[Opening Records supplied section]

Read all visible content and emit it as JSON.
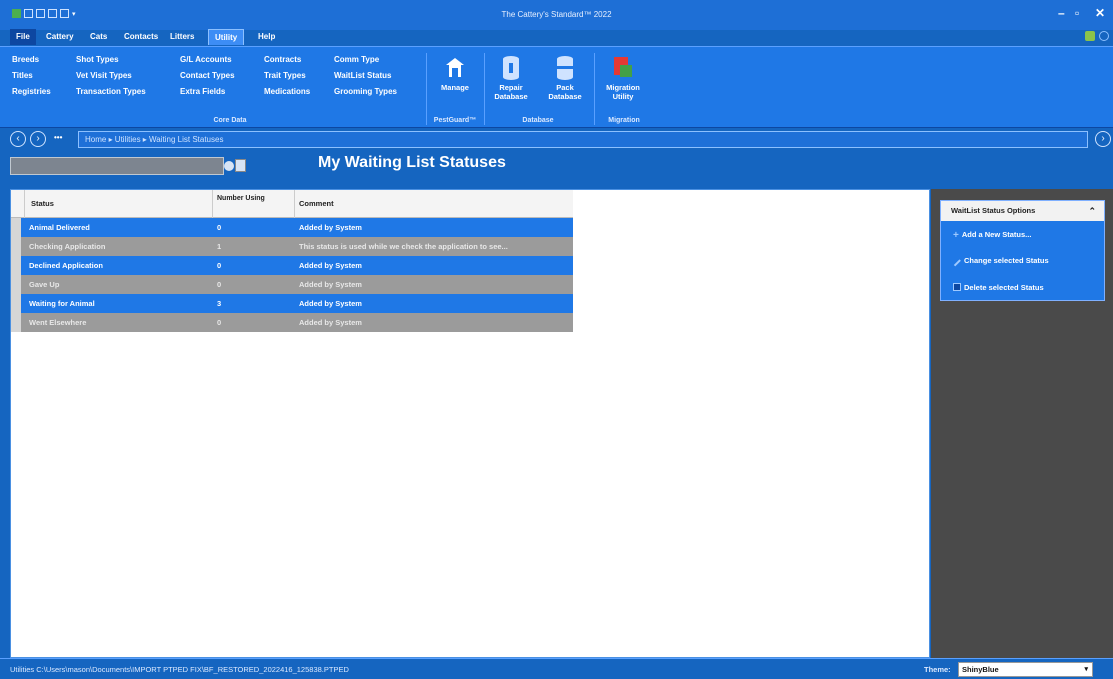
{
  "window": {
    "title": "The Cattery's Standard™ 2022",
    "minimize": "–",
    "restore": "▫",
    "close": "✕"
  },
  "menu": {
    "tabs": [
      "File",
      "Cattery",
      "Cats",
      "Contacts",
      "Litters",
      "Utility",
      "Help"
    ],
    "active": "Utility"
  },
  "ribbon": {
    "col1": [
      "Breeds",
      "Titles",
      "Registries"
    ],
    "col2": [
      "Shot Types",
      "Vet Visit Types",
      "Transaction Types"
    ],
    "col3": [
      "G/L Accounts",
      "Contact Types",
      "Extra Fields"
    ],
    "col4": [
      "Contracts",
      "Trait Types",
      "Medications"
    ],
    "col5": [
      "Comm Type",
      "WaitList Status",
      "Grooming Types"
    ],
    "group_core": "Core Data",
    "manage_label": "Manage",
    "group_pestguard": "PestGuard™",
    "repair_label": "Repair Database",
    "pack_label": "Pack Database",
    "group_database": "Database",
    "migration_label": "Migration Utility",
    "group_migration": "Migration"
  },
  "nav": {
    "back": "‹",
    "forward": "›",
    "more": "•••",
    "breadcrumb": "Home ▸ Utilities ▸ Waiting List Statuses",
    "end": "›"
  },
  "page": {
    "title": "My Waiting List Statuses"
  },
  "grid": {
    "columns": [
      "Status",
      "Number Using",
      "Comment"
    ],
    "rows": [
      {
        "status": "Animal Delivered",
        "number": "0",
        "comment": "Added by System",
        "style": "blue"
      },
      {
        "status": "Checking Application",
        "number": "1",
        "comment": "This status is used while we check the application to see...",
        "style": "gray"
      },
      {
        "status": "Declined Application",
        "number": "0",
        "comment": "Added by System",
        "style": "blue"
      },
      {
        "status": "Gave Up",
        "number": "0",
        "comment": "Added by System",
        "style": "gray"
      },
      {
        "status": "Waiting for Animal",
        "number": "3",
        "comment": "Added by System",
        "style": "blue"
      },
      {
        "status": "Went Elsewhere",
        "number": "0",
        "comment": "Added by System",
        "style": "gray"
      }
    ]
  },
  "side": {
    "title": "WaitList Status Options",
    "chevron": "⌃",
    "links": [
      "Add a New Status...",
      "Change selected Status",
      "Delete selected Status"
    ]
  },
  "status": {
    "path": "Utilities  C:\\Users\\mason\\Documents\\IMPORT PTPED FIX\\BF_RESTORED_2022416_125838.PTPED",
    "theme_label": "Theme:",
    "theme_value": "ShinyBlue"
  },
  "colors": {
    "accent": "#1f78e6",
    "row_gray": "#9b9b9b",
    "panel_bg": "#4a4a4a"
  }
}
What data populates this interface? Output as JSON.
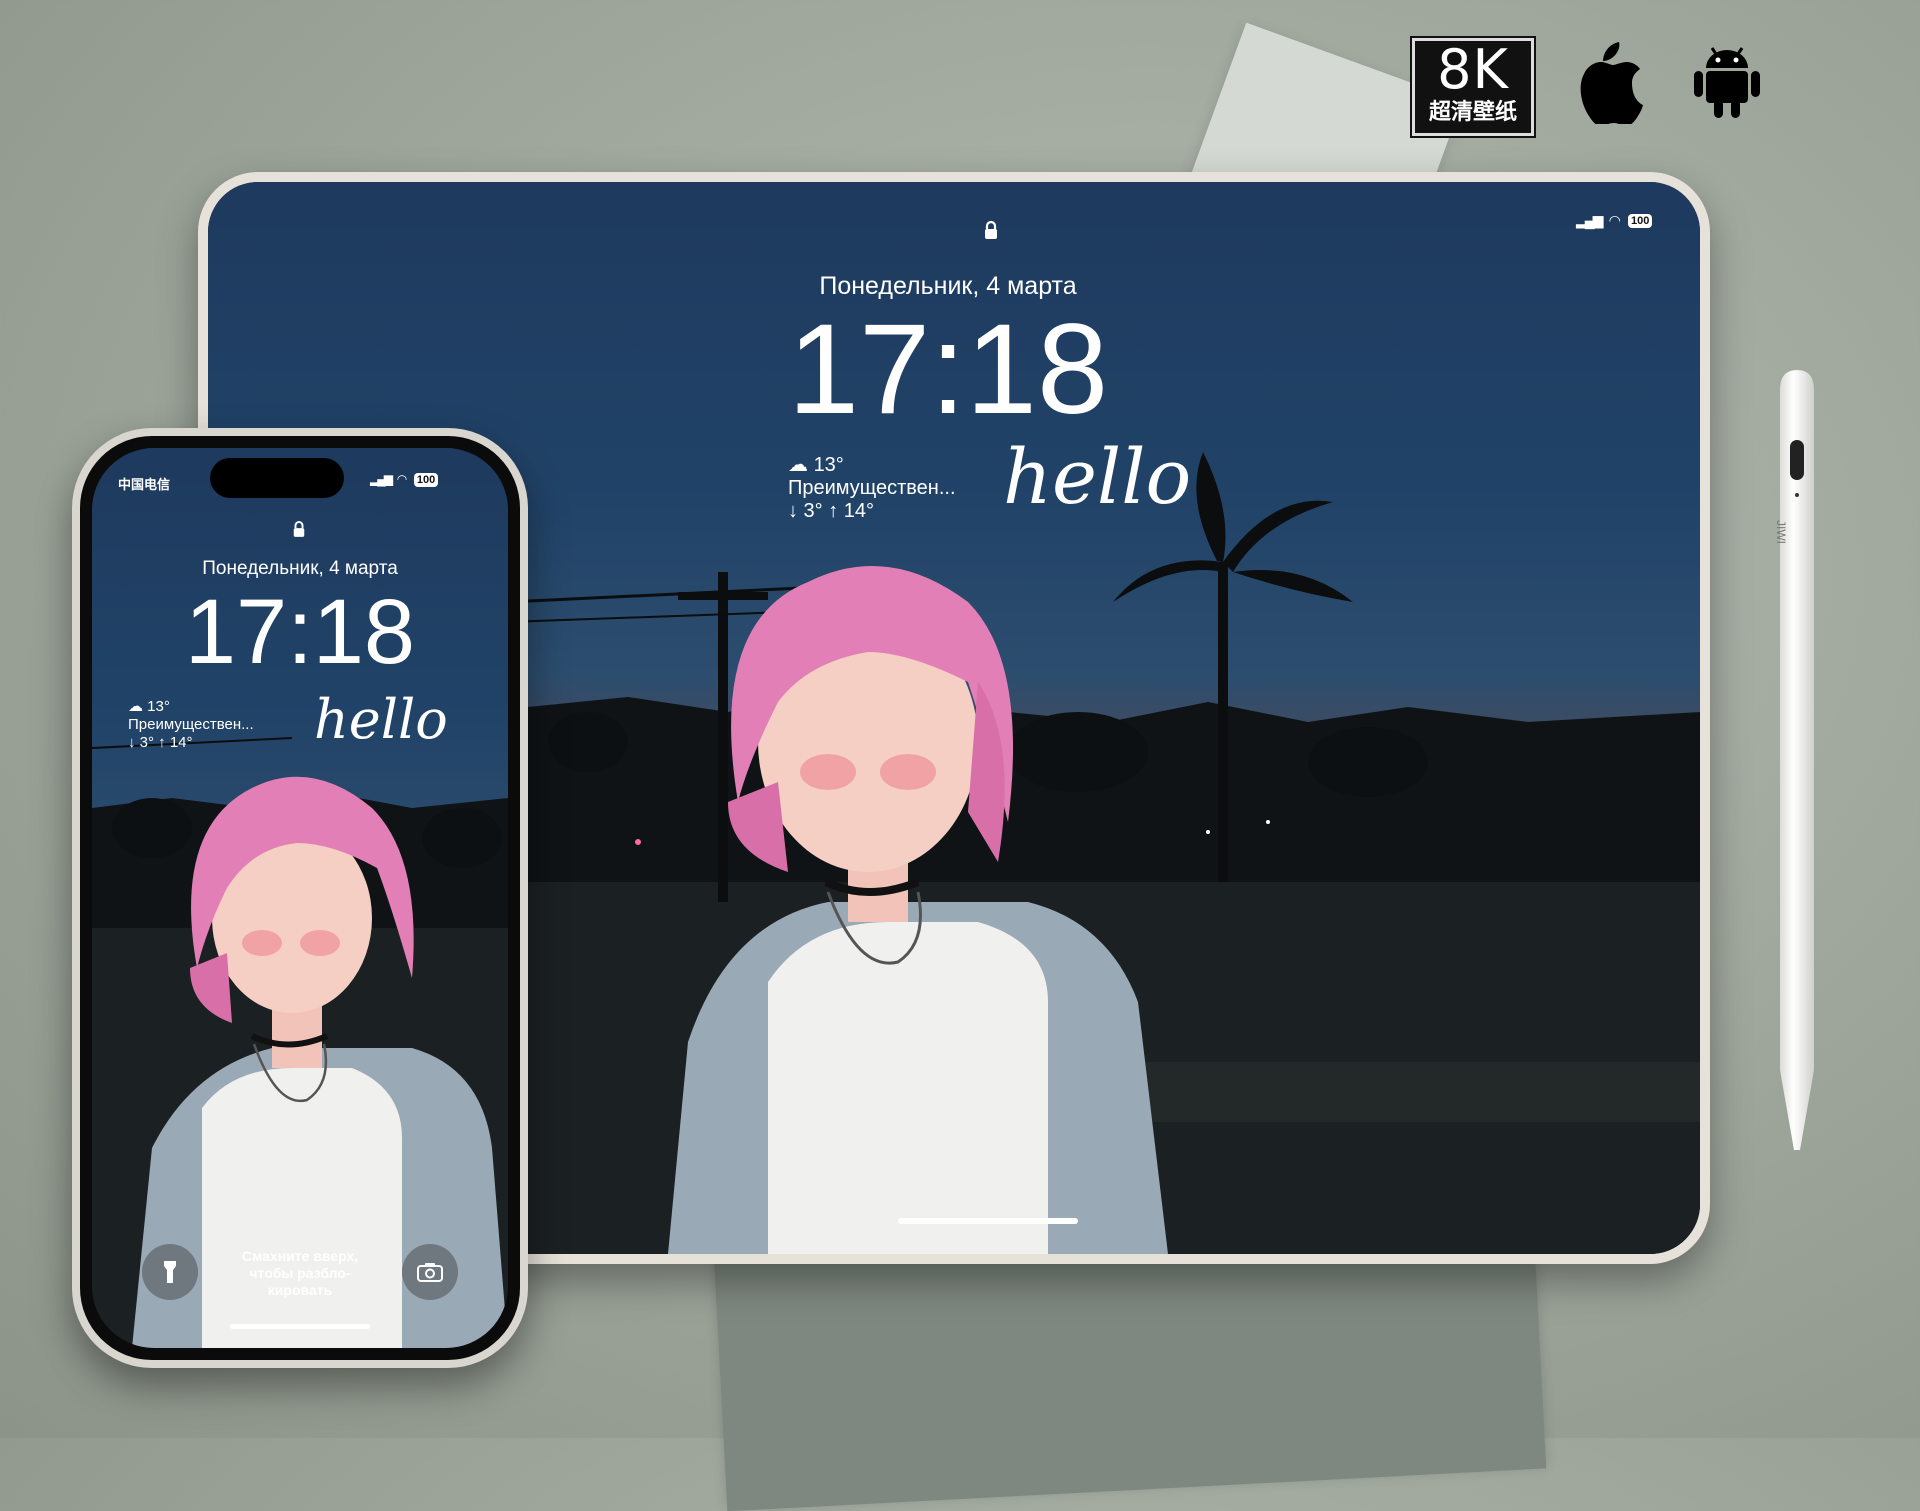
{
  "badge": {
    "resolution": "8K",
    "subtitle": "超清壁纸"
  },
  "platform_icons": [
    "apple-icon",
    "android-icon"
  ],
  "lockscreen": {
    "date": "Понедельник, 4 марта",
    "time": "17:18",
    "weather_temp": "13°",
    "weather_desc": "Преимуществен...",
    "weather_range": "↓ 3° ↑ 14°",
    "greeting": "hello",
    "unlock_hint": "Смахните вверх, чтобы разбло-кировать"
  },
  "phone_status": {
    "carrier": "中国电信",
    "battery": "100"
  },
  "tablet_status": {
    "battery": "100"
  },
  "pencil_brand": "JIWI",
  "colors": {
    "hair": "#e27fb6",
    "sky": "#214368",
    "sunset": "#b06a48"
  }
}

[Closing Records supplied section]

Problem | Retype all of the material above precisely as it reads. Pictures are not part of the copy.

Expected output |
Read all visible content and emit it as JSON.
{
  "window": {
    "title": "The Cattery's Standard™ 2022",
    "minimize": "–",
    "restore": "▫",
    "close": "✕"
  },
  "menu": {
    "tabs": [
      "File",
      "Cattery",
      "Cats",
      "Contacts",
      "Litters",
      "Utility",
      "Help"
    ],
    "active": "Utility"
  },
  "ribbon": {
    "col1": [
      "Breeds",
      "Titles",
      "Registries"
    ],
    "col2": [
      "Shot Types",
      "Vet Visit Types",
      "Transaction Types"
    ],
    "col3": [
      "G/L Accounts",
      "Contact Types",
      "Extra Fields"
    ],
    "col4": [
      "Contracts",
      "Trait Types",
      "Medications"
    ],
    "col5": [
      "Comm Type",
      "WaitList Status",
      "Grooming Types"
    ],
    "group_core": "Core Data",
    "manage_label": "Manage",
    "group_pestguard": "PestGuard™",
    "repair_label": "Repair Database",
    "pack_label": "Pack Database",
    "group_database": "Database",
    "migration_label": "Migration Utility",
    "group_migration": "Migration"
  },
  "nav": {
    "back": "‹",
    "forward": "›",
    "more": "•••",
    "breadcrumb": "Home ▸ Utilities ▸ Waiting List Statuses",
    "end": "›"
  },
  "page": {
    "title": "My Waiting List Statuses"
  },
  "grid": {
    "columns": [
      "Status",
      "Number Using",
      "Comment"
    ],
    "rows": [
      {
        "status": "Animal Delivered",
        "number": "0",
        "comment": "Added by System",
        "style": "blue"
      },
      {
        "status": "Checking Application",
        "number": "1",
        "comment": "This status is used while we check the application to see...",
        "style": "gray"
      },
      {
        "status": "Declined Application",
        "number": "0",
        "comment": "Added by System",
        "style": "blue"
      },
      {
        "status": "Gave Up",
        "number": "0",
        "comment": "Added by System",
        "style": "gray"
      },
      {
        "status": "Waiting for Animal",
        "number": "3",
        "comment": "Added by System",
        "style": "blue"
      },
      {
        "status": "Went Elsewhere",
        "number": "0",
        "comment": "Added by System",
        "style": "gray"
      }
    ]
  },
  "side": {
    "title": "WaitList Status Options",
    "chevron": "⌃",
    "links": [
      "Add a New Status...",
      "Change selected Status",
      "Delete selected Status"
    ]
  },
  "status": {
    "path": "Utilities  C:\\Users\\mason\\Documents\\IMPORT PTPED FIX\\BF_RESTORED_2022416_125838.PTPED",
    "theme_label": "Theme:",
    "theme_value": "ShinyBlue"
  },
  "colors": {
    "accent": "#1f78e6",
    "row_gray": "#9b9b9b",
    "panel_bg": "#4a4a4a"
  }
}
What data populates this interface? Output as JSON.
{
  "badge": {
    "resolution": "8K",
    "subtitle": "超清壁纸"
  },
  "platform_icons": [
    "apple-icon",
    "android-icon"
  ],
  "lockscreen": {
    "date": "Понедельник, 4 марта",
    "time": "17:18",
    "weather_temp": "13°",
    "weather_desc": "Преимуществен...",
    "weather_range": "↓ 3° ↑ 14°",
    "greeting": "hello",
    "unlock_hint": "Смахните вверх, чтобы разбло-кировать"
  },
  "phone_status": {
    "carrier": "中国电信",
    "battery": "100"
  },
  "tablet_status": {
    "battery": "100"
  },
  "pencil_brand": "JIWI",
  "colors": {
    "hair": "#e27fb6",
    "sky": "#214368",
    "sunset": "#b06a48"
  }
}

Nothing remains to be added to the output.